• _ASSIGNMENT_: Output each entry below as it stands, leaving out every picture.

------------------------------------------------

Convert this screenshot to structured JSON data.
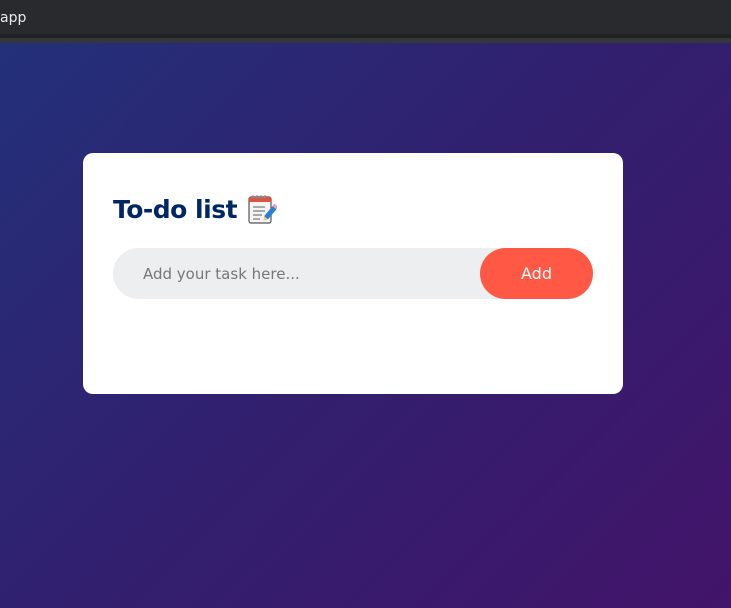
{
  "browser": {
    "tab_title": "app"
  },
  "app": {
    "title": "To-do list",
    "icon": "notepad-pencil-icon",
    "input_placeholder": "Add your task here...",
    "input_value": "",
    "add_button_label": "Add"
  },
  "colors": {
    "title": "#002765",
    "button": "#ff5945",
    "input_bg": "#edeef0",
    "bg_gradient_start": "#23307a",
    "bg_gradient_end": "#42146a"
  }
}
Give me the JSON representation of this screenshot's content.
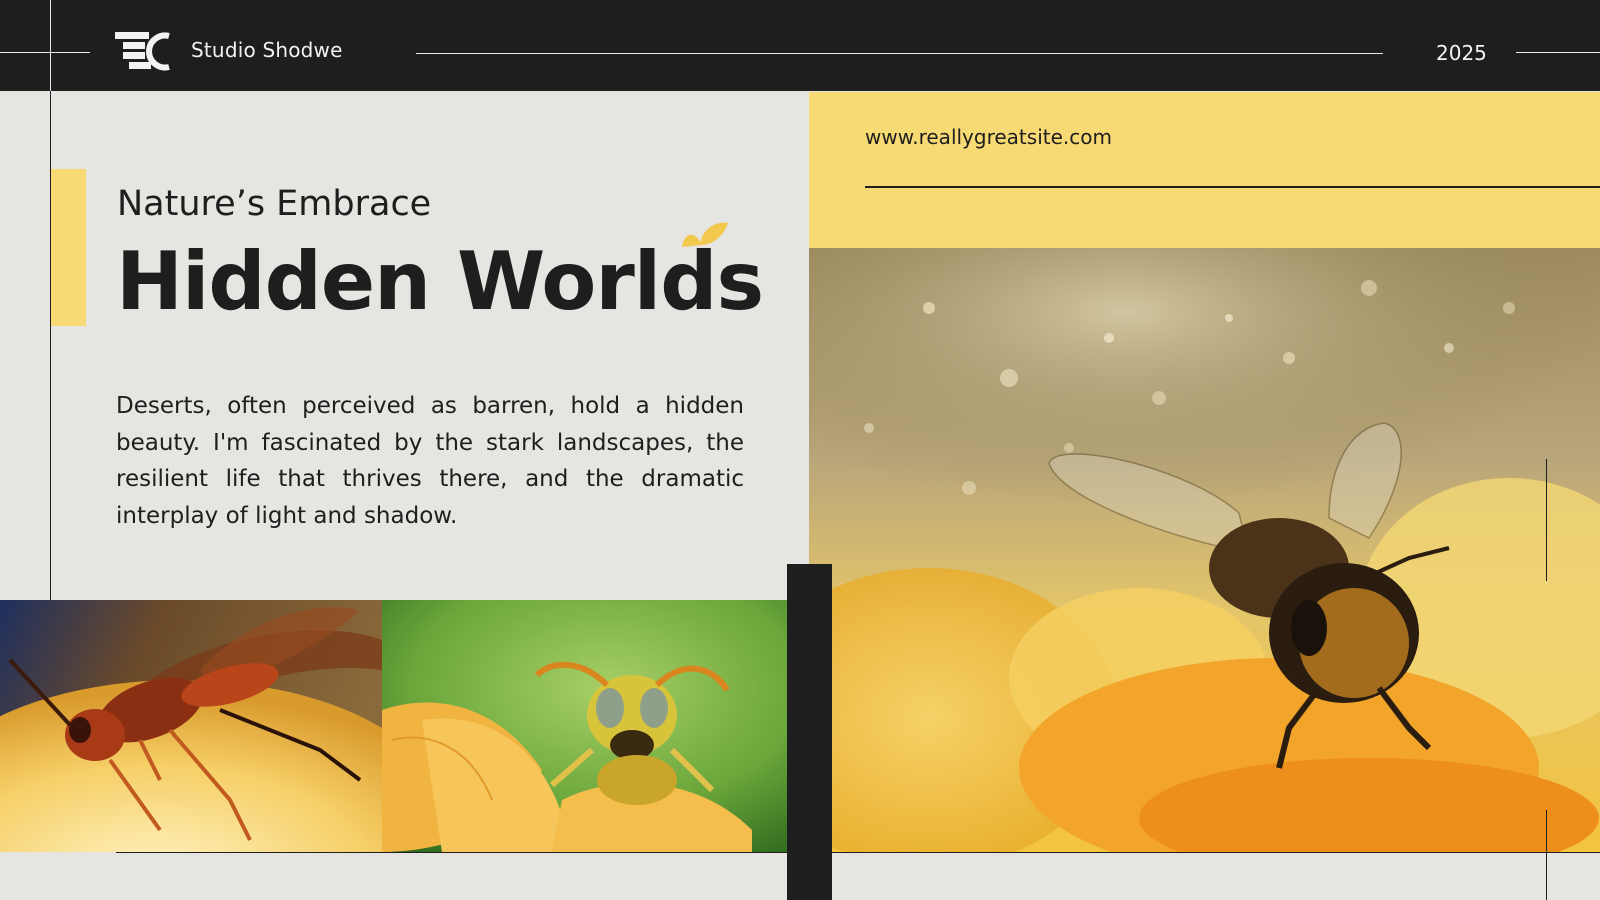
{
  "header": {
    "brand_name": "Studio Shodwe",
    "year": "2025"
  },
  "hero": {
    "subtitle": "Nature’s Embrace",
    "title": "Hidden Worlds",
    "description": "Deserts, often perceived as barren, hold a hidden beauty. I'm fascinated by the stark landscapes, the resilient life that thrives there, and the dramatic interplay of light and shadow."
  },
  "panel": {
    "website": "www.reallygreatsite.com"
  },
  "icons": {
    "logo": "studio-logo-icon",
    "leaf": "leaf-icon"
  },
  "colors": {
    "accent_yellow": "#f8da74",
    "dark": "#1e1e1e",
    "background": "#e6e5e1"
  }
}
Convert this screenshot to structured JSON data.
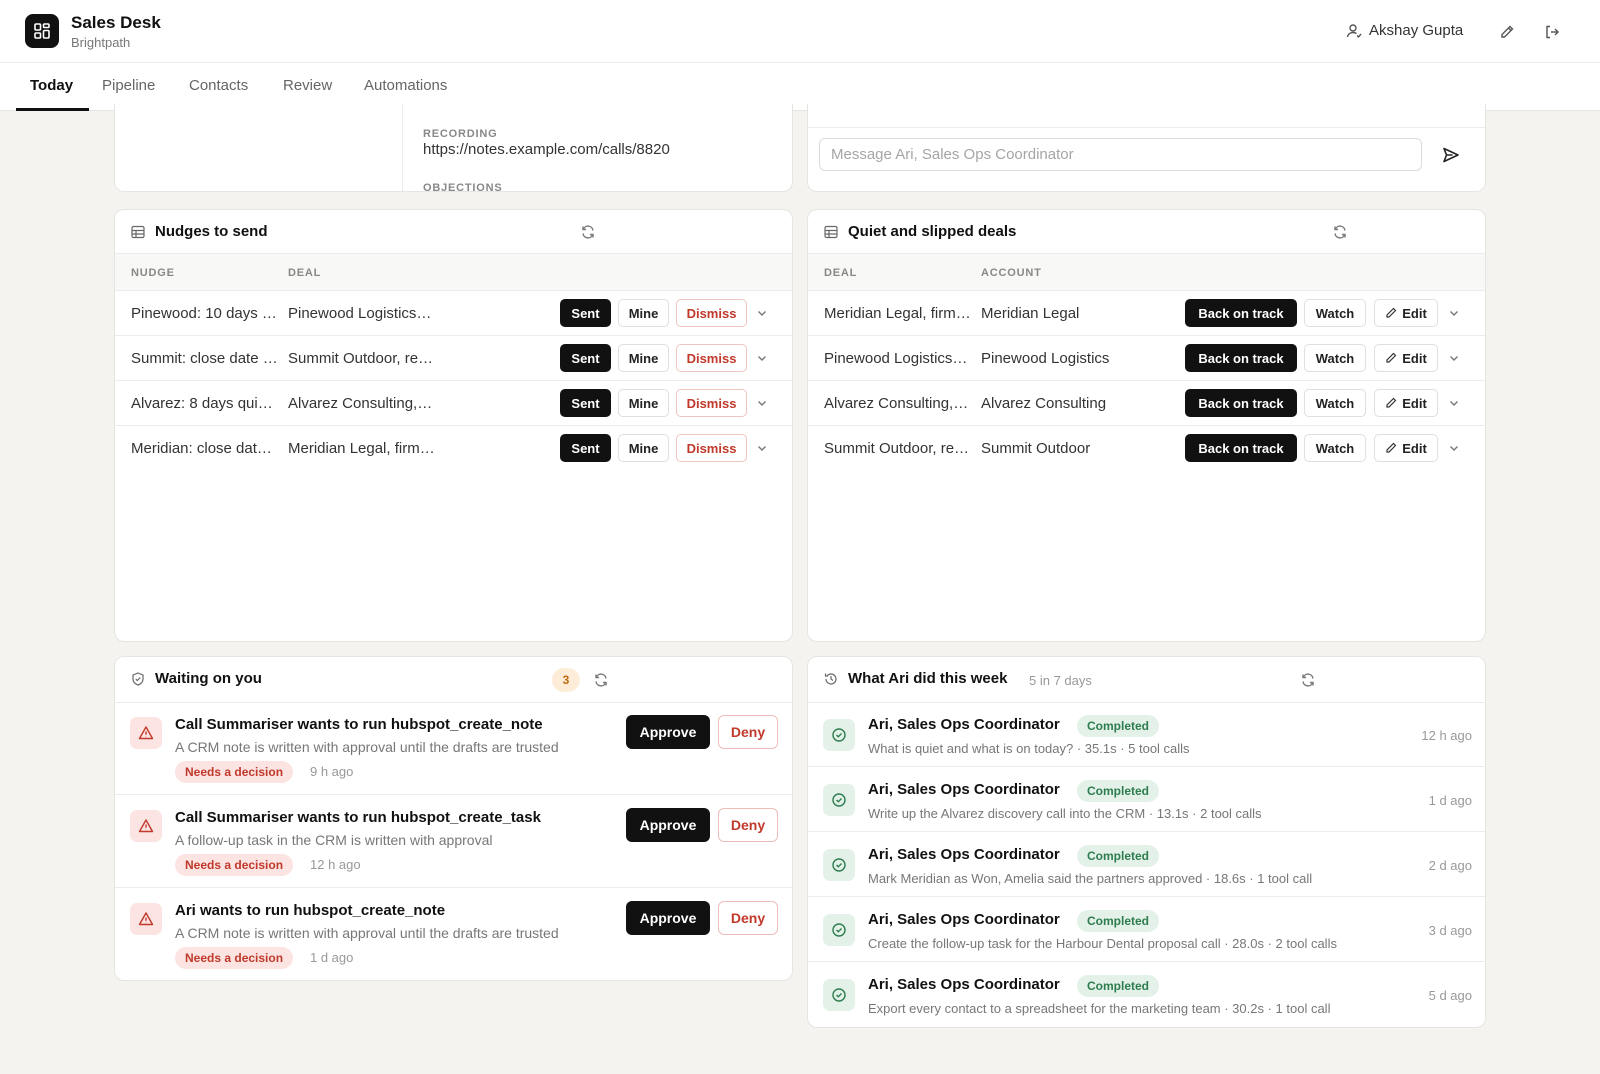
{
  "app": {
    "title": "Sales Desk",
    "org": "Brightpath"
  },
  "user": {
    "name": "Akshay Gupta"
  },
  "tabs": [
    {
      "label": "Today"
    },
    {
      "label": "Pipeline"
    },
    {
      "label": "Contacts"
    },
    {
      "label": "Review"
    },
    {
      "label": "Automations"
    }
  ],
  "call_card": {
    "recording_label": "RECORDING",
    "recording_url": "https://notes.example.com/calls/8820",
    "objections_label": "OBJECTIONS"
  },
  "chat": {
    "placeholder": "Message Ari, Sales Ops Coordinator"
  },
  "nudges": {
    "title": "Nudges to send",
    "columns": [
      "NUDGE",
      "DEAL"
    ],
    "actions": {
      "sent": "Sent",
      "mine": "Mine",
      "dismiss": "Dismiss"
    },
    "rows": [
      {
        "nudge": "Pinewood: 10 days …",
        "deal": "Pinewood Logistics…"
      },
      {
        "nudge": "Summit: close date …",
        "deal": "Summit Outdoor, re…"
      },
      {
        "nudge": "Alvarez: 8 days qui…",
        "deal": "Alvarez Consulting,…"
      },
      {
        "nudge": "Meridian: close dat…",
        "deal": "Meridian Legal, firm…"
      }
    ]
  },
  "deals": {
    "title": "Quiet and slipped deals",
    "columns": [
      "DEAL",
      "ACCOUNT"
    ],
    "actions": {
      "back": "Back on track",
      "watch": "Watch",
      "edit": "Edit"
    },
    "rows": [
      {
        "deal": "Meridian Legal, firm…",
        "account": "Meridian Legal"
      },
      {
        "deal": "Pinewood Logistics…",
        "account": "Pinewood Logistics"
      },
      {
        "deal": "Alvarez Consulting,…",
        "account": "Alvarez Consulting"
      },
      {
        "deal": "Summit Outdoor, re…",
        "account": "Summit Outdoor"
      }
    ]
  },
  "waiting": {
    "title": "Waiting on you",
    "count": "3",
    "approve": "Approve",
    "deny": "Deny",
    "items": [
      {
        "title": "Call Summariser wants to run hubspot_create_note",
        "desc": "A CRM note is written with approval until the drafts are trusted",
        "status": "Needs a decision",
        "time": "9 h ago"
      },
      {
        "title": "Call Summariser wants to run hubspot_create_task",
        "desc": "A follow-up task in the CRM is written with approval",
        "status": "Needs a decision",
        "time": "12 h ago"
      },
      {
        "title": "Ari wants to run hubspot_create_note",
        "desc": "A CRM note is written with approval until the drafts are trusted",
        "status": "Needs a decision",
        "time": "1 d ago"
      }
    ]
  },
  "activity": {
    "title": "What Ari did this week",
    "subtitle": "5 in 7 days",
    "items": [
      {
        "agent": "Ari, Sales Ops Coordinator",
        "status": "Completed",
        "desc": "What is quiet and what is on today? · 35.1s · 5 tool calls",
        "time": "12 h ago"
      },
      {
        "agent": "Ari, Sales Ops Coordinator",
        "status": "Completed",
        "desc": "Write up the Alvarez discovery call into the CRM · 13.1s · 2 tool calls",
        "time": "1 d ago"
      },
      {
        "agent": "Ari, Sales Ops Coordinator",
        "status": "Completed",
        "desc": "Mark Meridian as Won, Amelia said the partners approved · 18.6s · 1 tool call",
        "time": "2 d ago"
      },
      {
        "agent": "Ari, Sales Ops Coordinator",
        "status": "Completed",
        "desc": "Create the follow-up task for the Harbour Dental proposal call · 28.0s · 2 tool calls",
        "time": "3 d ago"
      },
      {
        "agent": "Ari, Sales Ops Coordinator",
        "status": "Completed",
        "desc": "Export every contact to a spreadsheet for the marketing team · 30.2s · 1 tool call",
        "time": "5 d ago"
      }
    ]
  }
}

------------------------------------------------

• _ANSWER TO THIS EXERCISE_:
Convert this screenshot to structured JSON data.
{
  "browser": {
    "tab_title": "app"
  },
  "app": {
    "title": "To-do list",
    "icon": "notepad-pencil-icon",
    "input_placeholder": "Add your task here...",
    "input_value": "",
    "add_button_label": "Add"
  },
  "colors": {
    "title": "#002765",
    "button": "#ff5945",
    "input_bg": "#edeef0",
    "bg_gradient_start": "#23307a",
    "bg_gradient_end": "#42146a"
  }
}
Give me the JSON representation of this screenshot's content.
{
  "header": {
    "brand_name": "Studio Shodwe",
    "year": "2025"
  },
  "hero": {
    "subtitle": "Nature’s Embrace",
    "title": "Hidden Worlds",
    "description": "Deserts, often perceived as barren, hold a hidden beauty. I'm fascinated by the stark landscapes, the resilient life that thrives there, and the dramatic interplay of light and shadow."
  },
  "panel": {
    "website": "www.reallygreatsite.com"
  },
  "icons": {
    "logo": "studio-logo-icon",
    "leaf": "leaf-icon"
  },
  "colors": {
    "accent_yellow": "#f8da74",
    "dark": "#1e1e1e",
    "background": "#e6e5e1"
  }
}
Convert this screenshot to structured JSON data.
{
  "app": {
    "title": "Sales Desk",
    "org": "Brightpath"
  },
  "user": {
    "name": "Akshay Gupta"
  },
  "tabs": [
    {
      "label": "Today"
    },
    {
      "label": "Pipeline"
    },
    {
      "label": "Contacts"
    },
    {
      "label": "Review"
    },
    {
      "label": "Automations"
    }
  ],
  "call_card": {
    "recording_label": "RECORDING",
    "recording_url": "https://notes.example.com/calls/8820",
    "objections_label": "OBJECTIONS"
  },
  "chat": {
    "placeholder": "Message Ari, Sales Ops Coordinator"
  },
  "nudges": {
    "title": "Nudges to send",
    "columns": [
      "NUDGE",
      "DEAL"
    ],
    "actions": {
      "sent": "Sent",
      "mine": "Mine",
      "dismiss": "Dismiss"
    },
    "rows": [
      {
        "nudge": "Pinewood: 10 days …",
        "deal": "Pinewood Logistics…"
      },
      {
        "nudge": "Summit: close date …",
        "deal": "Summit Outdoor, re…"
      },
      {
        "nudge": "Alvarez: 8 days qui…",
        "deal": "Alvarez Consulting,…"
      },
      {
        "nudge": "Meridian: close dat…",
        "deal": "Meridian Legal, firm…"
      }
    ]
  },
  "deals": {
    "title": "Quiet and slipped deals",
    "columns": [
      "DEAL",
      "ACCOUNT"
    ],
    "actions": {
      "back": "Back on track",
      "watch": "Watch",
      "edit": "Edit"
    },
    "rows": [
      {
        "deal": "Meridian Legal, firm…",
        "account": "Meridian Legal"
      },
      {
        "deal": "Pinewood Logistics…",
        "account": "Pinewood Logistics"
      },
      {
        "deal": "Alvarez Consulting,…",
        "account": "Alvarez Consulting"
      },
      {
        "deal": "Summit Outdoor, re…",
        "account": "Summit Outdoor"
      }
    ]
  },
  "waiting": {
    "title": "Waiting on you",
    "count": "3",
    "approve": "Approve",
    "deny": "Deny",
    "items": [
      {
        "title": "Call Summariser wants to run hubspot_create_note",
        "desc": "A CRM note is written with approval until the drafts are trusted",
        "status": "Needs a decision",
        "time": "9 h ago"
      },
      {
        "title": "Call Summariser wants to run hubspot_create_task",
        "desc": "A follow-up task in the CRM is written with approval",
        "status": "Needs a decision",
        "time": "12 h ago"
      },
      {
        "title": "Ari wants to run hubspot_create_note",
        "desc": "A CRM note is written with approval until the drafts are trusted",
        "status": "Needs a decision",
        "time": "1 d ago"
      }
    ]
  },
  "activity": {
    "title": "What Ari did this week",
    "subtitle": "5 in 7 days",
    "items": [
      {
        "agent": "Ari, Sales Ops Coordinator",
        "status": "Completed",
        "desc": "What is quiet and what is on today? · 35.1s · 5 tool calls",
        "time": "12 h ago"
      },
      {
        "agent": "Ari, Sales Ops Coordinator",
        "status": "Completed",
        "desc": "Write up the Alvarez discovery call into the CRM · 13.1s · 2 tool calls",
        "time": "1 d ago"
      },
      {
        "agent": "Ari, Sales Ops Coordinator",
        "status": "Completed",
        "desc": "Mark Meridian as Won, Amelia said the partners approved · 18.6s · 1 tool call",
        "time": "2 d ago"
      },
      {
        "agent": "Ari, Sales Ops Coordinator",
        "status": "Completed",
        "desc": "Create the follow-up task for the Harbour Dental proposal call · 28.0s · 2 tool calls",
        "time": "3 d ago"
      },
      {
        "agent": "Ari, Sales Ops Coordinator",
        "status": "Completed",
        "desc": "Export every contact to a spreadsheet for the marketing team · 30.2s · 1 tool call",
        "time": "5 d ago"
      }
    ]
  }
}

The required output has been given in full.